3) Allow others to see God’s love in you. Jesus said, “You are the salt of the earth” and “the light of the world.” (Matthew 5:13;14)
Salt was a widely used food preservative in the first century. If food went unpreserved, it perished quickly. Likewise, apart from Christ, we are corrupt and quick to perish. However, in Christ, we are to be a preserving element in a world that is perishing.
When I think about how we are to be the light of the world, a lighthouse comes to mind. If you have ever sailed on the open ocean at night, you know what darkness is, but you also discover how a tiny pinpoint of light from a lighthouse can be seen from miles away. Shipmasters use that light as a guide to avoid hazards and arrive home safely.
Jesus tells us that we are to be light for the world, the spiritually lost, and help them avoid the pitfalls of sin, so they reach their heavenly home safely.

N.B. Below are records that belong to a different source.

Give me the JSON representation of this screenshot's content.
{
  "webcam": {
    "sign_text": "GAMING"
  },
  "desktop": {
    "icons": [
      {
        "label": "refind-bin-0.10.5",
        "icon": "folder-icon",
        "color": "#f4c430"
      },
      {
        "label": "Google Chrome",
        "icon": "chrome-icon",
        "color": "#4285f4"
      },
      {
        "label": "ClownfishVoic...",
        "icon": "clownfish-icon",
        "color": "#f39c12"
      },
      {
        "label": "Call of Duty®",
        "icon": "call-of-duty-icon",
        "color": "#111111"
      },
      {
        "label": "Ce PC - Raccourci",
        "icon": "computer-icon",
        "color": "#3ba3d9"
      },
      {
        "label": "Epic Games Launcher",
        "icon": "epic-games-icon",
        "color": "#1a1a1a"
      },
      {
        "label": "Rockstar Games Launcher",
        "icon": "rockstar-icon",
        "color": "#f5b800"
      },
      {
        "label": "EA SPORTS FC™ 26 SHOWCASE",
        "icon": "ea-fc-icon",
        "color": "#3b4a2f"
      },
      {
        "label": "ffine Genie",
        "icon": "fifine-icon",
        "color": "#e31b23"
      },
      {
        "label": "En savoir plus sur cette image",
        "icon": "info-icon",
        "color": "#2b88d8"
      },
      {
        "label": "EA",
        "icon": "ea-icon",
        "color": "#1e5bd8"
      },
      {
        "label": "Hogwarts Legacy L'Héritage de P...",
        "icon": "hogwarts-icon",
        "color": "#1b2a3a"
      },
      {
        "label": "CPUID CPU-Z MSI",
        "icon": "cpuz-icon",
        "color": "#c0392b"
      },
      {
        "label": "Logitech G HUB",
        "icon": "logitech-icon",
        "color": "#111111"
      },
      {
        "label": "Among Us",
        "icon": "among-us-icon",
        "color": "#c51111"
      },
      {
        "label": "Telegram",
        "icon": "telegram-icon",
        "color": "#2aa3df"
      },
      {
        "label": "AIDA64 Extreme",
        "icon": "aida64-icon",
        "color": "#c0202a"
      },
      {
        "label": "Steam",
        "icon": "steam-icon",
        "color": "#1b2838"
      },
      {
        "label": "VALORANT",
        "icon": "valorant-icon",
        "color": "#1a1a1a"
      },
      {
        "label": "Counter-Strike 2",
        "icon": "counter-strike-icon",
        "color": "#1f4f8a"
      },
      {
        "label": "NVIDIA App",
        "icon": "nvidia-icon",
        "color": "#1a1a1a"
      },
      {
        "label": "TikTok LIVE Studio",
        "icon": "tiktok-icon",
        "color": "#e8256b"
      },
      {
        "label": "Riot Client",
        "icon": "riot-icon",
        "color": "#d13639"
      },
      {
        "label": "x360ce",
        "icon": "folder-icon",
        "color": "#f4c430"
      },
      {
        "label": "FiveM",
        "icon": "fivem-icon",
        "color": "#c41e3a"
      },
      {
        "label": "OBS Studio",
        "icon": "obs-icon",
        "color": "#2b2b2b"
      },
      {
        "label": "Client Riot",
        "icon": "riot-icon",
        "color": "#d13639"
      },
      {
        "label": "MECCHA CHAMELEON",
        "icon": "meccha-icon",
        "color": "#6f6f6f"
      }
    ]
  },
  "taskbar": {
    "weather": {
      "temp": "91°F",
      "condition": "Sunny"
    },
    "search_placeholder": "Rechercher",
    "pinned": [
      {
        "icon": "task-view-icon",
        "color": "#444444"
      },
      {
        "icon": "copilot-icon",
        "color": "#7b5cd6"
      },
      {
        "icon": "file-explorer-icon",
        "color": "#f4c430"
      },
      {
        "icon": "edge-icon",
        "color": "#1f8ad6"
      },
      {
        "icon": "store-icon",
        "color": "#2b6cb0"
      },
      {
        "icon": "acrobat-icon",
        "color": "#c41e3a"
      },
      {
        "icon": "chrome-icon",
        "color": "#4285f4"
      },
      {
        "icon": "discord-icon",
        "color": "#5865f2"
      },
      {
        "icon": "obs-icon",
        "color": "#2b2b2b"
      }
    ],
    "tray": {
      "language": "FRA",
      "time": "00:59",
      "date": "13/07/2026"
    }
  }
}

4) Share your testimony. Jesus said, “When the Helper comes, whom I will send to you from the Father, namely, the Spirit of truth who comes from the Father, He will testify about Me, and you are testifying as well because you have been with Me from the beginning.” (John 15:26-27)
The disciples were to testify about the miracles and glory of Jesus Christ that they witnessed first-hand during His three-year ministry because, as the Scripture says, “they were with Him from the beginning.” Likewise, as Jesus’s disciples, we are to testify to others about how God has worked both in and through our lives.
Many Christians often act like they have it all together, but we know that is so far from reality. When Christians act like they have it all together, that can make non-Christians feel that the bar is set too high for them to reach. Dr. David Jeremiah once said that allowing others to see the flaws and cracks in our lives will make them more comfortable to share theirs and soften their hearts towards the gospel.
On the subject of discipleship, Apostle Paul penned these eloquent words in Romans 10:14-15. He wrote:
“How then will they call on him in whom they have not believed? And how are they to believe in him of whom they have never heard? And how are they to hear without someone preaching? And how are they to preach unless they are sent? As it is written, ‘How beautiful are the feet of those who preach the good news!'”
So in closing, I would like to pose the following question upon which to ponder: How can we, as the body of Christ, penetrate and build relationships within our communities? How can we, moving forward, make a difference for heaven’s sake?
A Faithful Sower Publishing is a limited liability company that is dedicated to sharing the good news of Jesus Christ and help guide people into a relationship with God and grow in that relationship. The publisher, editors, and authors achieve that end through prayer and the careful exposition of the Bible to best explain and illustrate Scripture in a meaningful engaging way so others can apply its truths to their everyday life. The mission of the the A Faithful Sower ministry team is to carry out the Great Commission issued to all who choose to follow Jesus Christ as their Savior and Lord. Jesus commands us to “Go into all the world and preach the gospel to all creation” (Mark 16:15).